Welsh S.L. 1998. Astragalus (Leguninosae): Nomenclatural Proposals 
and New Taxa. Great Basin Naturalist. Brigham Young University, 
Provo, Utah. 58:45-53.
Welsh S.L., N.D. Atwood, L.C. Higgins, and S. Goodrich. 1987. A Utah 
Flora. Great Basin Naturalist Memoirs. Brigham Young University, 
Provo, Utah. No. 9. 1-897.


    The primary author of this proposed rule is John L. England, U.S. 
Fish and Wildlife Service, Utah Ecological Services Field Office, Salt 
Lake City, Utah (see ADDRESSES section).

List of Subjects in 50 CFR Part 17

    Endangered and threatened species, Exports, Imports, Reporting and 
recordkeeping requirements, Transportation.

Proposed Regulation Promulgation

    For the reason given in the preamble, we propose to amend part 17, 
subchapter B of chapter I, title 50 of the Code of Federal Regulations, 
as set forth below:

[[Page 19734]]


    1. The authority citation for part 17 continues to read as follows:

    Authority: 16 U.S.C. 1561-1407; 16 U.S.C. 1531-1544; 16 U.S.C. 
4201-4245; Pub. L. 99-625, 100 Stat. 3500, unless otherwise noted.

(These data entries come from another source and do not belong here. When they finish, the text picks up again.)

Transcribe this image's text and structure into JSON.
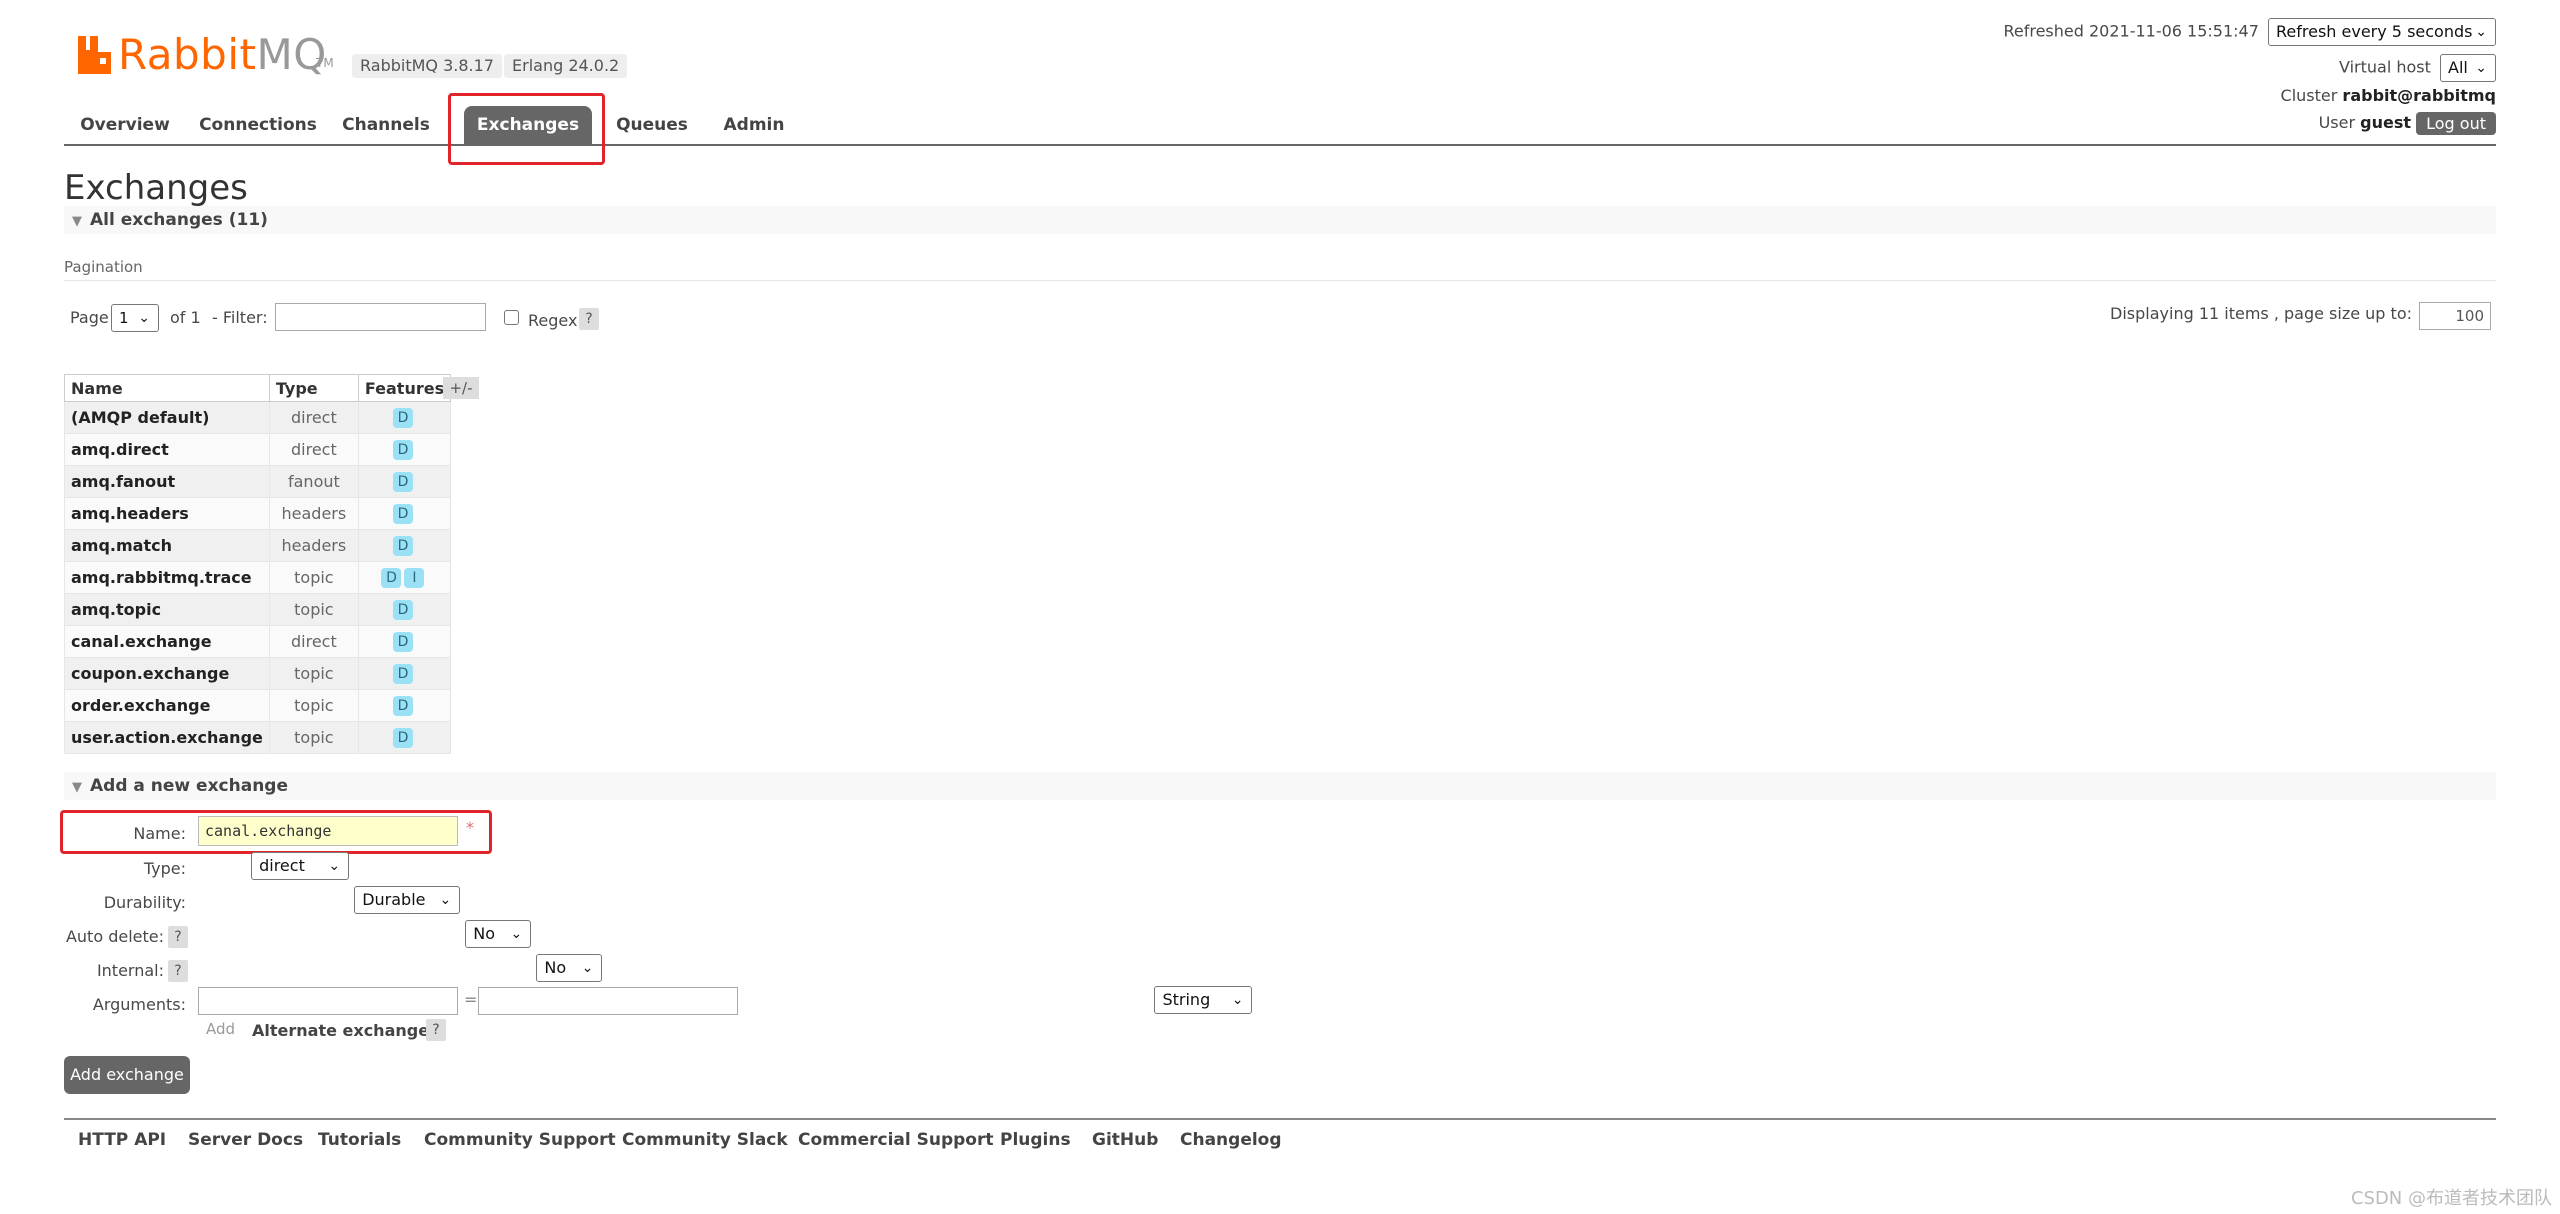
{
  "app": {
    "logo_part1": "Rabbit",
    "logo_part2": "MQ",
    "logo_tm": "TM",
    "version_badge": "RabbitMQ 3.8.17",
    "erlang_badge": "Erlang 24.0.2",
    "brand_color": "#ff6600"
  },
  "nav": {
    "tabs": [
      "Overview",
      "Connections",
      "Channels",
      "Exchanges",
      "Queues",
      "Admin"
    ],
    "active": "Exchanges"
  },
  "status": {
    "refreshed": "Refreshed 2021-11-06 15:51:47",
    "refresh_select": "Refresh every 5 seconds",
    "vhost_label": "Virtual host",
    "vhost_select": "All",
    "cluster_label": "Cluster",
    "cluster_name": "rabbit@rabbitmq",
    "user_label": "User",
    "user_name": "guest",
    "logout": "Log out"
  },
  "page": {
    "title": "Exchanges",
    "all_section": "All exchanges (11)",
    "pagination_label": "Pagination",
    "page_label": "Page",
    "page_select": "1",
    "of_label": "of 1",
    "filter_label": "- Filter:",
    "filter_value": "",
    "regex_label": "Regex",
    "help": "?",
    "displaying": "Displaying 11 items , page size up to:",
    "page_size": "100"
  },
  "table": {
    "headers": [
      "Name",
      "Type",
      "Features"
    ],
    "toggle": "+/-",
    "rows": [
      {
        "name": "(AMQP default)",
        "type": "direct",
        "features": [
          "D"
        ]
      },
      {
        "name": "amq.direct",
        "type": "direct",
        "features": [
          "D"
        ]
      },
      {
        "name": "amq.fanout",
        "type": "fanout",
        "features": [
          "D"
        ]
      },
      {
        "name": "amq.headers",
        "type": "headers",
        "features": [
          "D"
        ]
      },
      {
        "name": "amq.match",
        "type": "headers",
        "features": [
          "D"
        ]
      },
      {
        "name": "amq.rabbitmq.trace",
        "type": "topic",
        "features": [
          "D",
          "I"
        ]
      },
      {
        "name": "amq.topic",
        "type": "topic",
        "features": [
          "D"
        ]
      },
      {
        "name": "canal.exchange",
        "type": "direct",
        "features": [
          "D"
        ]
      },
      {
        "name": "coupon.exchange",
        "type": "topic",
        "features": [
          "D"
        ]
      },
      {
        "name": "order.exchange",
        "type": "topic",
        "features": [
          "D"
        ]
      },
      {
        "name": "user.action.exchange",
        "type": "topic",
        "features": [
          "D"
        ]
      }
    ]
  },
  "form": {
    "section": "Add a new exchange",
    "name_label": "Name:",
    "name_value": "canal.exchange",
    "required": "*",
    "type_label": "Type:",
    "type_value": "direct",
    "durability_label": "Durability:",
    "durability_value": "Durable",
    "auto_delete_label": "Auto delete:",
    "auto_delete_value": "No",
    "internal_label": "Internal:",
    "internal_value": "No",
    "arguments_label": "Arguments:",
    "equals": "=",
    "arg_type": "String",
    "add_link": "Add",
    "alt_exchange": "Alternate exchange",
    "submit": "Add exchange"
  },
  "footer": {
    "links": [
      "HTTP API",
      "Server Docs",
      "Tutorials",
      "Community Support",
      "Community Slack",
      "Commercial Support",
      "Plugins",
      "GitHub",
      "Changelog"
    ]
  },
  "watermark": "CSDN @布道者技术团队"
}
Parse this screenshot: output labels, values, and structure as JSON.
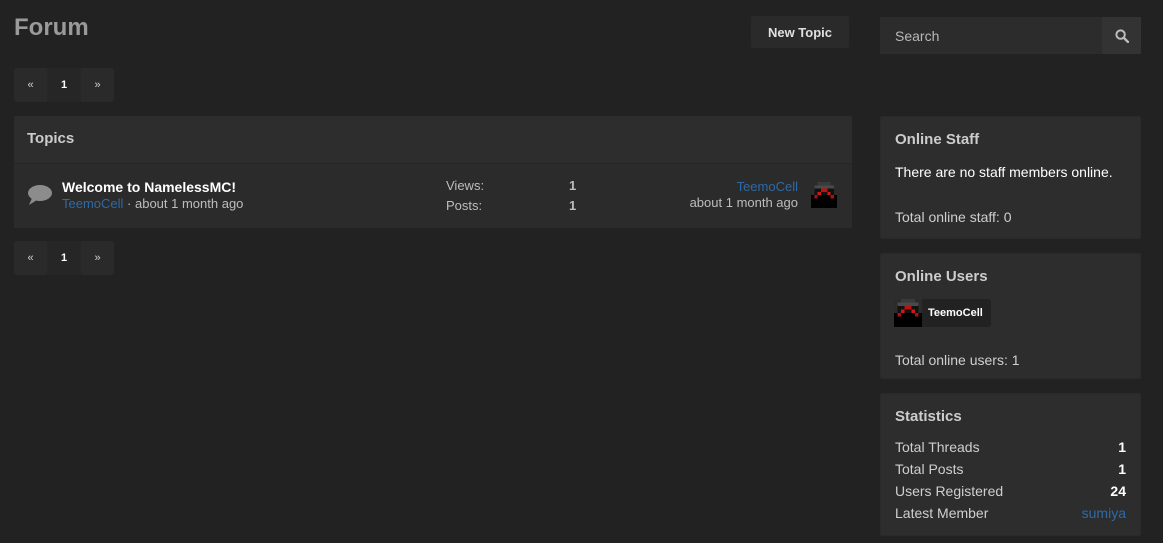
{
  "page": {
    "title": "Forum"
  },
  "toolbar": {
    "new_topic_label": "New Topic"
  },
  "search": {
    "placeholder": "Search"
  },
  "pagination": {
    "prev": "«",
    "current": "1",
    "next": "»"
  },
  "topics": {
    "heading": "Topics",
    "items": [
      {
        "title": "Welcome to NamelessMC!",
        "author": "TeemoCell",
        "posted": "· about 1 month ago",
        "views_label": "Views:",
        "views": "1",
        "posts_label": "Posts:",
        "posts": "1",
        "last_poster": "TeemoCell",
        "last_time": "about 1 month ago"
      }
    ]
  },
  "online_staff": {
    "title": "Online Staff",
    "message": "There are no staff members online.",
    "total": "Total online staff: 0"
  },
  "online_users": {
    "title": "Online Users",
    "users": [
      "TeemoCell"
    ],
    "total": "Total online users: 1"
  },
  "statistics": {
    "title": "Statistics",
    "rows": [
      {
        "label": "Total Threads",
        "value": "1"
      },
      {
        "label": "Total Posts",
        "value": "1"
      },
      {
        "label": "Users Registered",
        "value": "24"
      },
      {
        "label": "Latest Member",
        "value": "sumiya"
      }
    ]
  },
  "colors": {
    "background": "#222222",
    "panel": "#2d2d2d",
    "link": "#2e6aa6"
  },
  "icons": {
    "search": "search-icon",
    "topic": "speech-bubble-icon",
    "avatar": "minecraft-avatar-icon"
  }
}
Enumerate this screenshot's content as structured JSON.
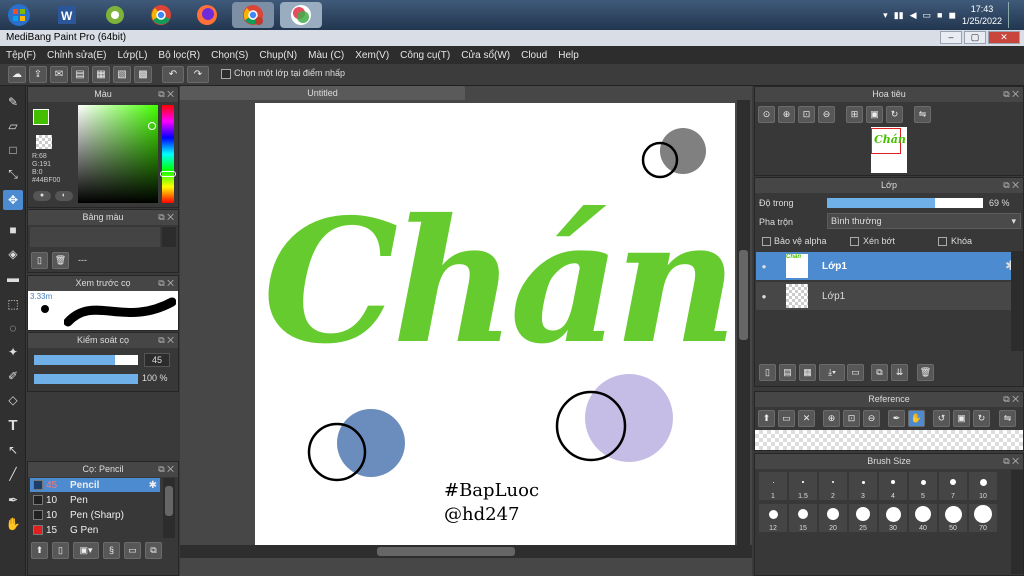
{
  "taskbar": {
    "time": "17:43",
    "date": "1/25/2022",
    "apps": [
      "windows-start",
      "word",
      "greenshot",
      "chrome",
      "firefox",
      "chrome-b",
      "medibang"
    ]
  },
  "window": {
    "title": "MediBang Paint Pro (64bit)"
  },
  "menu": [
    "Tệp(F)",
    "Chỉnh sửa(E)",
    "Lớp(L)",
    "Bộ lọc(R)",
    "Chọn(S)",
    "Chụp(N)",
    "Màu (C)",
    "Xem(V)",
    "Công cụ(T)",
    "Cửa sổ(W)",
    "Cloud",
    "Help"
  ],
  "toolbar": {
    "checkbox_label": "Chọn một lớp tại điểm nhấp"
  },
  "color_panel": {
    "title": "Màu",
    "r": "R:68",
    "g": "G:191",
    "b": "B:0",
    "hex": "#44BF00",
    "primary": "#44BF00"
  },
  "palette_panel": {
    "title": "Bảng màu",
    "value": "---"
  },
  "brush_preview": {
    "title": "Xem trước cọ",
    "size": "3.33m"
  },
  "brush_control": {
    "title": "Kiểm soát cọ",
    "size_value": "45",
    "size_fraction": 0.78,
    "opacity_value": "100 %",
    "opacity_fraction": 1.0
  },
  "brush_list": {
    "title": "Cọ: Pencil",
    "items": [
      {
        "size": "45",
        "name": "Pencil",
        "color": "#1d3e6b"
      },
      {
        "size": "10",
        "name": "Pen",
        "color": "#222222"
      },
      {
        "size": "10",
        "name": "Pen (Sharp)",
        "color": "#222222"
      },
      {
        "size": "15",
        "name": "G Pen",
        "color": "#e02020"
      }
    ]
  },
  "document": {
    "tab": "Untitled",
    "art_text": "Chán",
    "hashtag": "#BapLuoc",
    "handle": "@hd247"
  },
  "navigator": {
    "title": "Hoa tiêu",
    "thumb_text": "Chán"
  },
  "layer_panel": {
    "title": "Lớp",
    "opacity_label": "Độ trong",
    "opacity_value": "69 %",
    "opacity_fraction": 0.69,
    "blend_label": "Pha trộn",
    "blend_value": "Bình thường",
    "protect_alpha": "Bảo vệ alpha",
    "clipping": "Xén bớt",
    "lock": "Khóa",
    "layers": [
      {
        "name": "Lớp1",
        "selected": true
      },
      {
        "name": "Lớp1",
        "selected": false
      }
    ]
  },
  "reference_panel": {
    "title": "Reference"
  },
  "brush_size_panel": {
    "title": "Brush Size",
    "row1": [
      "1",
      "1.5",
      "2",
      "3",
      "4",
      "5",
      "7",
      "10"
    ],
    "row2": [
      "12",
      "15",
      "20",
      "25",
      "30",
      "40",
      "50",
      "70"
    ]
  }
}
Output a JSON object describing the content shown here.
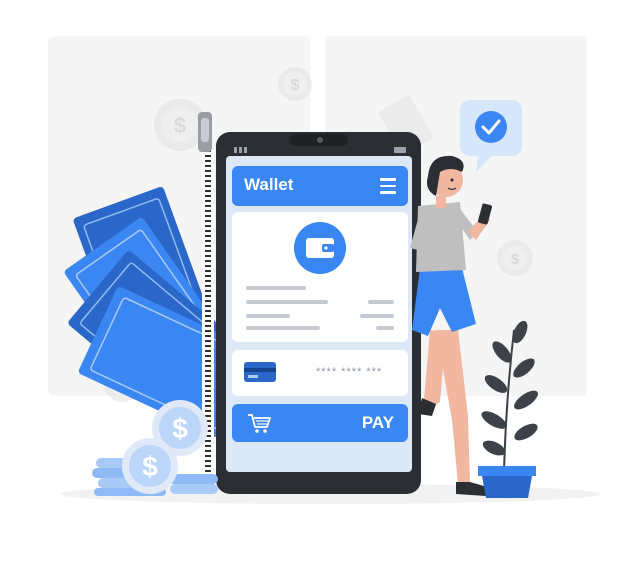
{
  "wallet": {
    "title": "Wallet",
    "card_number": "**** **** ***",
    "pay_label": "PAY"
  },
  "icons": {
    "menu": "menu-icon",
    "wallet": "wallet-icon",
    "card": "credit-card-icon",
    "cart": "shopping-cart-icon",
    "check": "checkmark-icon",
    "dollar": "dollar-coin-icon"
  },
  "colors": {
    "accent": "#3a86f2",
    "accent_dark": "#2a67c8",
    "phone_body": "#2b2f33",
    "screen": "#dde8f6",
    "skin": "#f1b7a0",
    "shirt": "#bfbfbf",
    "shorts": "#3a86f2",
    "plant_leaf": "#3d4248"
  }
}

    2. Amend section 17.12(h) by adding the following, in alphabetical 
order under FLOWERING PLANTS, to the List of Endangered and Threatened 

Sec. 17.12  Endangered and threatened plants.

* * * * *
    (h) * * *

--------------------------------------------------------    Historic range           Family            Status      When listed    Critical     Special
         Scientific name                Common name                                                                               habitat       rules
         Flowering Plants
                  *                  *                  *                  *                  *                  *                    *
Astragalus ampullarioides........  Shivwits milk-vetch.  U.S.A. (UT)........  Fabaceae...........  E               ...........           NA           NA
Astragalus holmgreniorum.........  Holmgren milk-vetch.  U.S.A. (AZ, UT)....  Fabaceae...........  E               ...........           NA           NA
                   *                  *                  *                  *                  *                  *                    *

    Dated: March 29, 2000.
Jamie Rappaport Clark,
Director, Fish and Wildlife Service.
[FR Doc. 00-9070 Filed 4-11-00; 8:45 am]